ReNews is a transnational project funded by the Erasmus + Programme of the European Union, aiming at improving Media Literacy Education (MLE) skills. ReNews works to build a new generation of “cyber-citizens”, reducing the vulnerability to hateful content and disinformation online.


What is Media Literacy and why is it important?

Media Literacy Education (MLE) aims to empower students to exercise their citizenship in an information and communication society and to train active, enlightened and responsible digital citizens. This field allows young people:

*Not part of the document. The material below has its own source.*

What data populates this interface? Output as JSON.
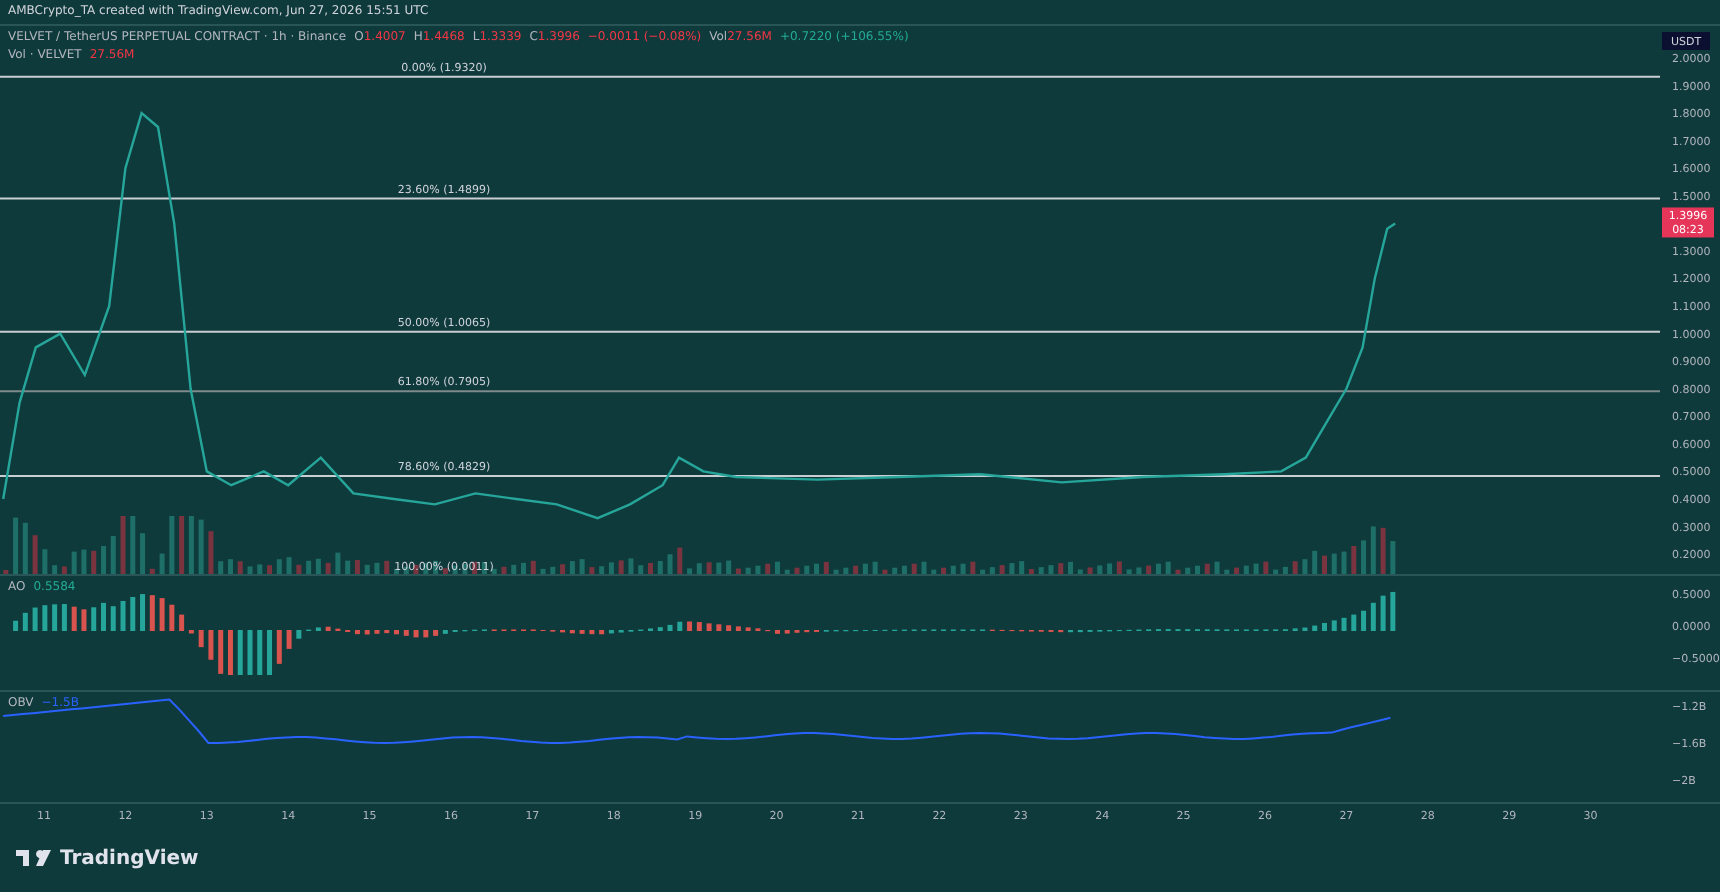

  • To understand media, social networks and information in all their dimensions: economic, societal, technical, and ethical.
  • To develop skills in research, selection and interpretation of information, as well as the evaluation of sources and contents.
  • To assess the influence of media and information on thoughts, feelings, and behaviours.
  • To demonstrate a civic practice of the media and develop a digital citizenship so that young people can take ownership of the media (both off and online) to create a space for individual and collective affirmation, but also for reflection, debate and participation. Furthermore, a society that knows how to handle media and information and encourages the development of free, independent, and pluralistic media is more likely to encourage meaningful public participation.


MLE is crucial as our information societies enabled the massive dissemination of information of all kinds made possible by new technologies and the Internet. In this context, MLE promotes an effective development of the intellectual autonomy of the population. The following booklet originated in a particular context as the COVID-19 health crisis, which was characterised by an increase in the use of internet, and social networks as means to access information. Given this increased thirst for information, MIL is becoming ever more important by providing reflection and practical tools to become well informed.

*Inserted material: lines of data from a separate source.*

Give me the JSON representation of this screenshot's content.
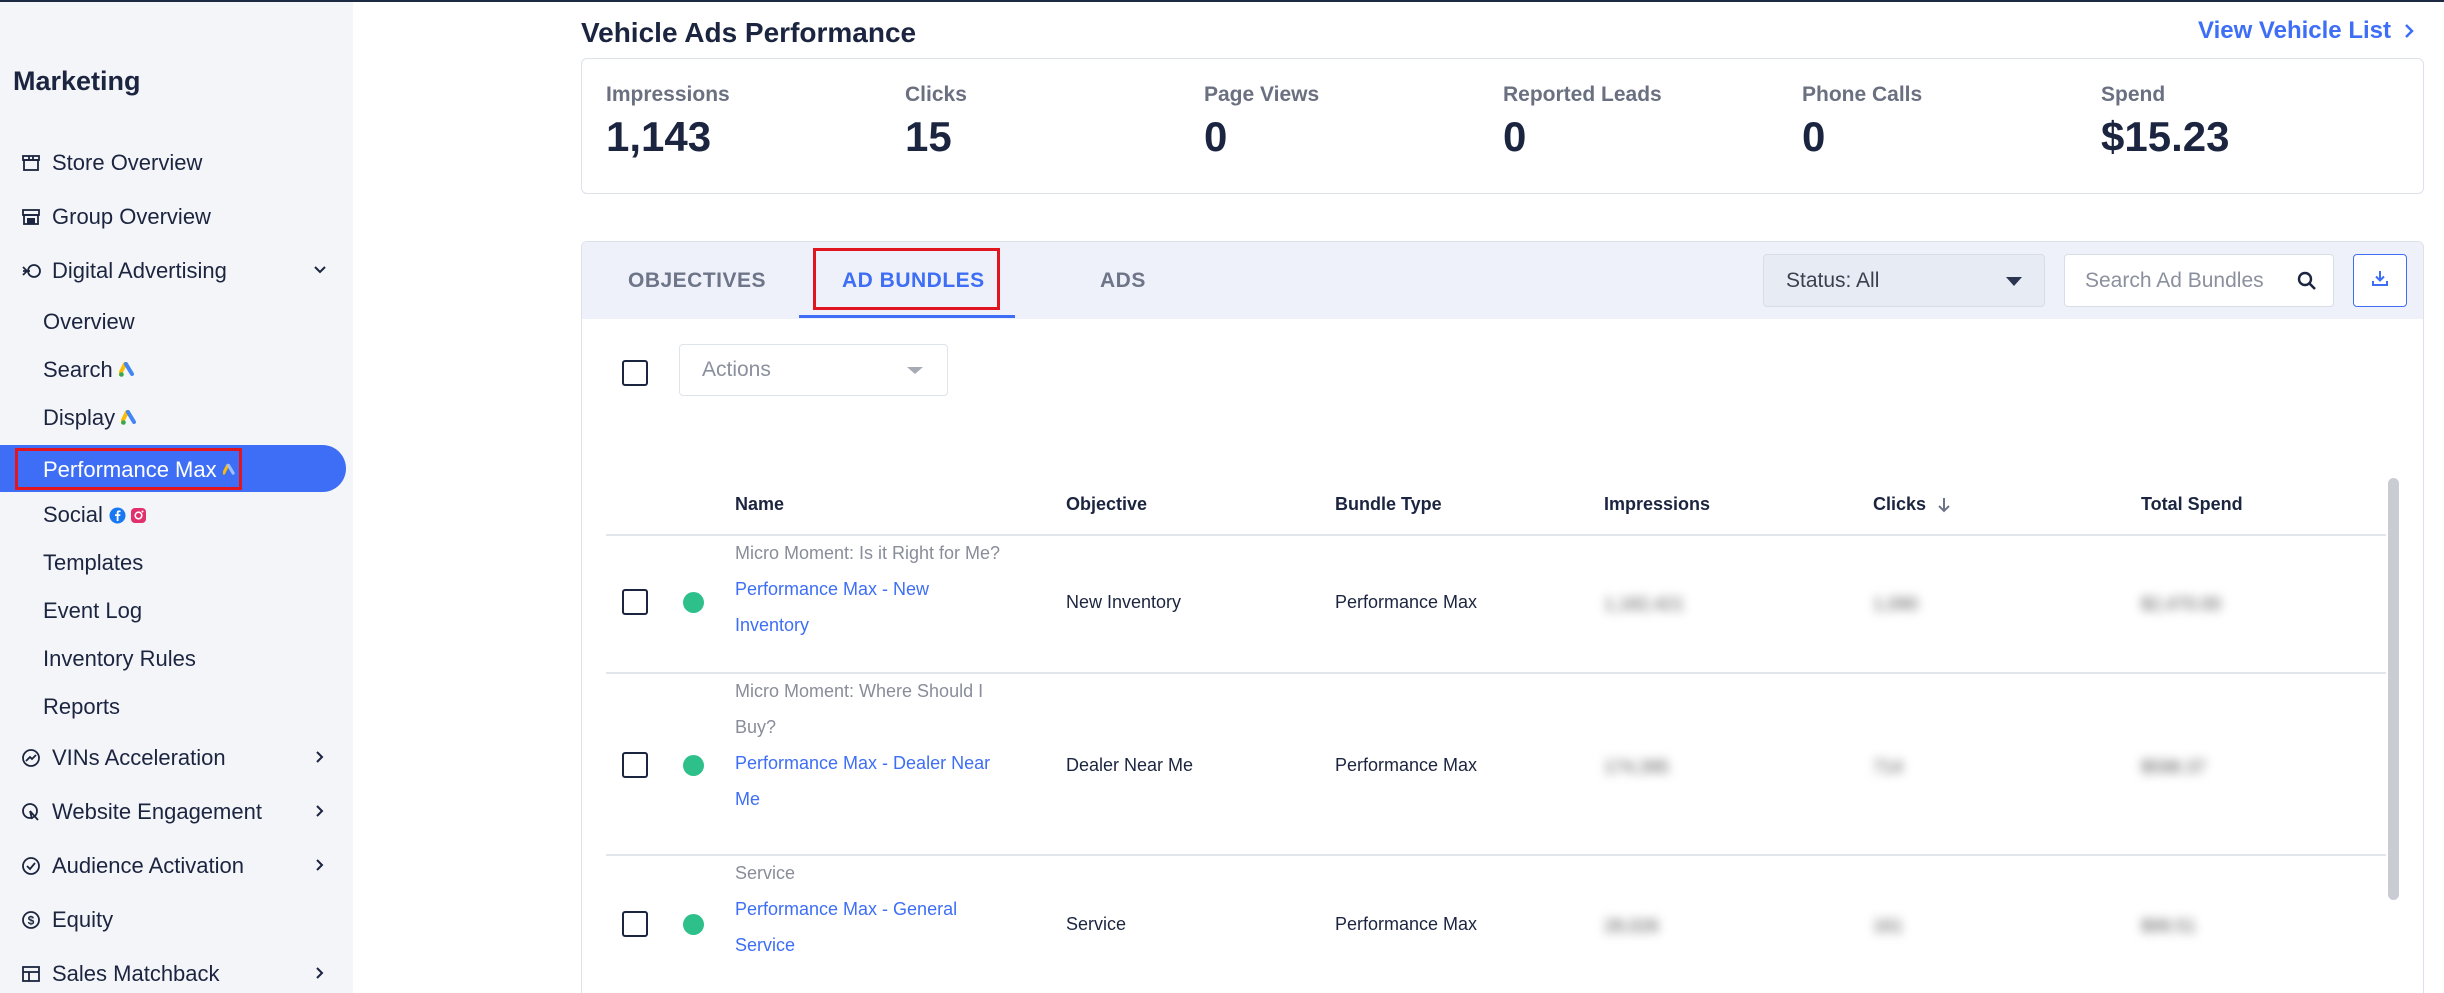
{
  "sidebar": {
    "title": "Marketing",
    "top_items": [
      {
        "label": "Store Overview",
        "icon": "store-icon"
      },
      {
        "label": "Group Overview",
        "icon": "group-store-icon"
      },
      {
        "label": "Digital Advertising",
        "icon": "digital-ads-icon",
        "expanded": true
      }
    ],
    "sub_items": [
      {
        "label": "Overview"
      },
      {
        "label": "Search",
        "badge": "google-ads-icon"
      },
      {
        "label": "Display",
        "badge": "google-ads-icon"
      },
      {
        "label": "Performance Max",
        "badge": "google-ads-icon",
        "active": true
      },
      {
        "label": "Social",
        "badge": "facebook-instagram-icons"
      },
      {
        "label": "Templates"
      },
      {
        "label": "Event Log"
      },
      {
        "label": "Inventory Rules"
      },
      {
        "label": "Reports"
      }
    ],
    "bottom_items": [
      {
        "label": "VINs Acceleration",
        "icon": "vins-icon"
      },
      {
        "label": "Website Engagement",
        "icon": "engagement-icon"
      },
      {
        "label": "Audience Activation",
        "icon": "audience-icon"
      },
      {
        "label": "Equity",
        "icon": "dollar-icon"
      },
      {
        "label": "Sales Matchback",
        "icon": "table-icon"
      }
    ]
  },
  "header": {
    "title": "Vehicle Ads Performance",
    "view_list_label": "View Vehicle List"
  },
  "stats": [
    {
      "label": "Impressions",
      "value": "1,143"
    },
    {
      "label": "Clicks",
      "value": "15"
    },
    {
      "label": "Page Views",
      "value": "0"
    },
    {
      "label": "Reported Leads",
      "value": "0"
    },
    {
      "label": "Phone Calls",
      "value": "0"
    },
    {
      "label": "Spend",
      "value": "$15.23"
    }
  ],
  "tabs": [
    {
      "label": "OBJECTIVES"
    },
    {
      "label": "AD BUNDLES",
      "active": true
    },
    {
      "label": "ADS"
    }
  ],
  "filters": {
    "status_label": "Status: All",
    "search_placeholder": "Search Ad Bundles",
    "actions_label": "Actions"
  },
  "table": {
    "headers": [
      "Name",
      "Objective",
      "Bundle Type",
      "Impressions",
      "Clicks",
      "Total Spend"
    ],
    "sorted_column": "Clicks",
    "sort_direction": "descending",
    "rows": [
      {
        "subtitle": "Micro Moment: Is it Right for Me?",
        "name_lines": [
          "Performance Max - New",
          "Inventory"
        ],
        "objective": "New Inventory",
        "bundle_type": "Performance Max",
        "impressions": "1,182,421",
        "clicks": "1,090",
        "spend": "$2,470.00",
        "status_color": "#2dc08a"
      },
      {
        "subtitle_lines": [
          "Micro Moment: Where Should I",
          "Buy?"
        ],
        "name_lines": [
          "Performance Max - Dealer Near",
          "Me"
        ],
        "objective": "Dealer Near Me",
        "bundle_type": "Performance Max",
        "impressions": "174,395",
        "clicks": "714",
        "spend": "$598.37",
        "status_color": "#2dc08a"
      },
      {
        "subtitle": "Service",
        "name_lines": [
          "Performance Max - General",
          "Service"
        ],
        "objective": "Service",
        "bundle_type": "Performance Max",
        "impressions": "28,026",
        "clicks": "161",
        "spend": "$99.51",
        "status_color": "#2dc08a"
      }
    ]
  },
  "colors": {
    "accent": "#3d6ef5",
    "status_active": "#2dc08a",
    "highlight_box": "#e0151f"
  }
}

Media Literacy Education (MLE) aims to empower students to exercise their citizenship in an information and communication society.

Media literacy education

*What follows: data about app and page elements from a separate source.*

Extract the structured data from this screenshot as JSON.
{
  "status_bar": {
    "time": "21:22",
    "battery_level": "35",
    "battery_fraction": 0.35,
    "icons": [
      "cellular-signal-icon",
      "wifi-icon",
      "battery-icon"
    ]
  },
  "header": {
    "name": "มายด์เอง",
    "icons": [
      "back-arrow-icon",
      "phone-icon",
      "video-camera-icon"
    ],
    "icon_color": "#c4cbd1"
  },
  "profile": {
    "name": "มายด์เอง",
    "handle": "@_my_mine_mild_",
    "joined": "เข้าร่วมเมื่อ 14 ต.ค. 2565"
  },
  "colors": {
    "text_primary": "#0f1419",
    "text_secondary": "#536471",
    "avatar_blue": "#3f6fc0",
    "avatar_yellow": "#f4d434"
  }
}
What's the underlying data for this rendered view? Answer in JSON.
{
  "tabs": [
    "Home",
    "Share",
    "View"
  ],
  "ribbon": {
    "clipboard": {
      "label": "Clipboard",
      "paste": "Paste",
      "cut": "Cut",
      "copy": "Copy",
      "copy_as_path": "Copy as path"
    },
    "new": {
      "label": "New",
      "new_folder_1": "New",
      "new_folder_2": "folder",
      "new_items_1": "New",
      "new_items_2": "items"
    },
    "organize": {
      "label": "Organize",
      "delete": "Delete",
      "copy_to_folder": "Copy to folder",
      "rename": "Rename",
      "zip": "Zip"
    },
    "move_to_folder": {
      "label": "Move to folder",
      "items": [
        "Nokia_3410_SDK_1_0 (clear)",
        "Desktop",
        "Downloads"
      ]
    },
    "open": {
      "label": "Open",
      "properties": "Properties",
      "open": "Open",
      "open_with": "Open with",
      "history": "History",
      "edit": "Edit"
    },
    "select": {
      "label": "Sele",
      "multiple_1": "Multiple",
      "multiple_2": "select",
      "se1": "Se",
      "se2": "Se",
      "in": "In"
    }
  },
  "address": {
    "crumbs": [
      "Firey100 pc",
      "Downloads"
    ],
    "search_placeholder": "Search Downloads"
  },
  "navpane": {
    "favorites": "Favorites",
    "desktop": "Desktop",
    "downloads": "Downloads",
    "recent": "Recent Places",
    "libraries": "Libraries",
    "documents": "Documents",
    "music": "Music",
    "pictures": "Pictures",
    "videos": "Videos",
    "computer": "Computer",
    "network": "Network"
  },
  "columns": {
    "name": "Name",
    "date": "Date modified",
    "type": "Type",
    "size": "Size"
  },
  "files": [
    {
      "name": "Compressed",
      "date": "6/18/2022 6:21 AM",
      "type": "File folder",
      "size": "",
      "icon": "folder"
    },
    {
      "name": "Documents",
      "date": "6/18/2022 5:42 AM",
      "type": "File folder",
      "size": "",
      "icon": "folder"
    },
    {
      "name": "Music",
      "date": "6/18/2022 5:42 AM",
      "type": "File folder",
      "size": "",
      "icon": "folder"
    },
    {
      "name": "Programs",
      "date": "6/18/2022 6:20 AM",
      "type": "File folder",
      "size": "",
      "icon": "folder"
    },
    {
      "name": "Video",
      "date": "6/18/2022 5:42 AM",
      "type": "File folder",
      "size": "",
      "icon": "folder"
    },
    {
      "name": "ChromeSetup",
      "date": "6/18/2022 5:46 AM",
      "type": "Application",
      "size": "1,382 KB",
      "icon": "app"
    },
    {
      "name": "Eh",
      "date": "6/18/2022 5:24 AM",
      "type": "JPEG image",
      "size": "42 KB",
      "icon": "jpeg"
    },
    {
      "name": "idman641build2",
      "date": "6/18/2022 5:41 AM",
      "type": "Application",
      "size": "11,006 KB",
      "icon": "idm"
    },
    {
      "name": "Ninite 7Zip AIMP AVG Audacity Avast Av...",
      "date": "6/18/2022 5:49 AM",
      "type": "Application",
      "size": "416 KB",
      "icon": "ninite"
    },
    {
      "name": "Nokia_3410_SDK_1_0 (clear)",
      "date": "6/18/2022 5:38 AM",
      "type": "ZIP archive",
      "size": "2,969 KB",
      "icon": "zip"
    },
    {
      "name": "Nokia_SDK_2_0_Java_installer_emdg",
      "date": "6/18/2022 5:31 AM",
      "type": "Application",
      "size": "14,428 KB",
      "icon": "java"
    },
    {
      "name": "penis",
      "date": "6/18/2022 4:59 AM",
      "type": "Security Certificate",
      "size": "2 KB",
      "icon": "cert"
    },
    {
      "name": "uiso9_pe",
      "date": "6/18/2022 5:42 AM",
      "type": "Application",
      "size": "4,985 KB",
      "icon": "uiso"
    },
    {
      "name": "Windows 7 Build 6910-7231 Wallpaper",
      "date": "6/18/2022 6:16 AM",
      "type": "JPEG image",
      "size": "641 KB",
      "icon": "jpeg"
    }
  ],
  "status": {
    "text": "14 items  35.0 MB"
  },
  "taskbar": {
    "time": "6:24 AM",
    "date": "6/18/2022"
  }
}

From our collective experiences delivering media literacy education to young people across the world, we have learnt many valuable lessons on how to make this learning as engaging and impactful as possible.

Here is a collection of some of the main takeaways that can help you deliver the best possible lessons to your students:

  1. Ensure that media literacy can be embedded into your school timetable, and links to wider learning outcomes across the curriculum.
  2. Lessons should balance discussion-based learning with practical activities.
  3. When discussing key topics, use examples that will resonate with your students.
  4. Balance the negatives with the positives. 5. Encourage students to demonstrate effective media literacy on and offline

Skills targeted


• Media world understanding (journalistic approach, verification of sources)
• Ability to counteract the dangers of the Internet (fake news, hate speech, conspiracMy theories, cyberstalking, addiction, algorithmic confinement)
• Awakening of digital citizenship (critical thinking, freedom of expression, reflections on living together and positive campaigns)
• Development of “21st century soft skills” (self-confidence, public expression, mastery of digital tools and journalistic techniques)

Project implementation


• By training 23 teachers, and 10 librarians, giving them all the necessary tools to better understand, detect and denounce disinformation and hate speech on social networks.

• Once trained, they will provide 410 students with a complete innovative pedagogical kit and empower them to build their own critical minds. These “cyber-citizens” will even create their own educational and interactive materials, (articles, videos and podcasts)!

Project members

ReNews is a partnership between five organizations, pooling their collective expertise in the area of Media Literacy Education (MLE):

ARTEMIS Groupe SOS Solidarités (France), an NGO specialised in the prevention of radicalisation;

The Institute for Strategic Dialogue (UK), a Think Tank dedicated to polarisation, hate and extremism of all forms;

Civis Polonus (Poland), a foundation active in the field of civic education among the youth;

MOUVEMENT UP (France), a social enterprise specialised in media education

TINK (Turkey), Turkey’s first Technology upper secondary school.

Press review

SOS Group, 14 october 2020

On the occasion of Erasmus Days 2020, discover positive impact projects focused on Europe! ReNews brings together the expertise of […] Read more...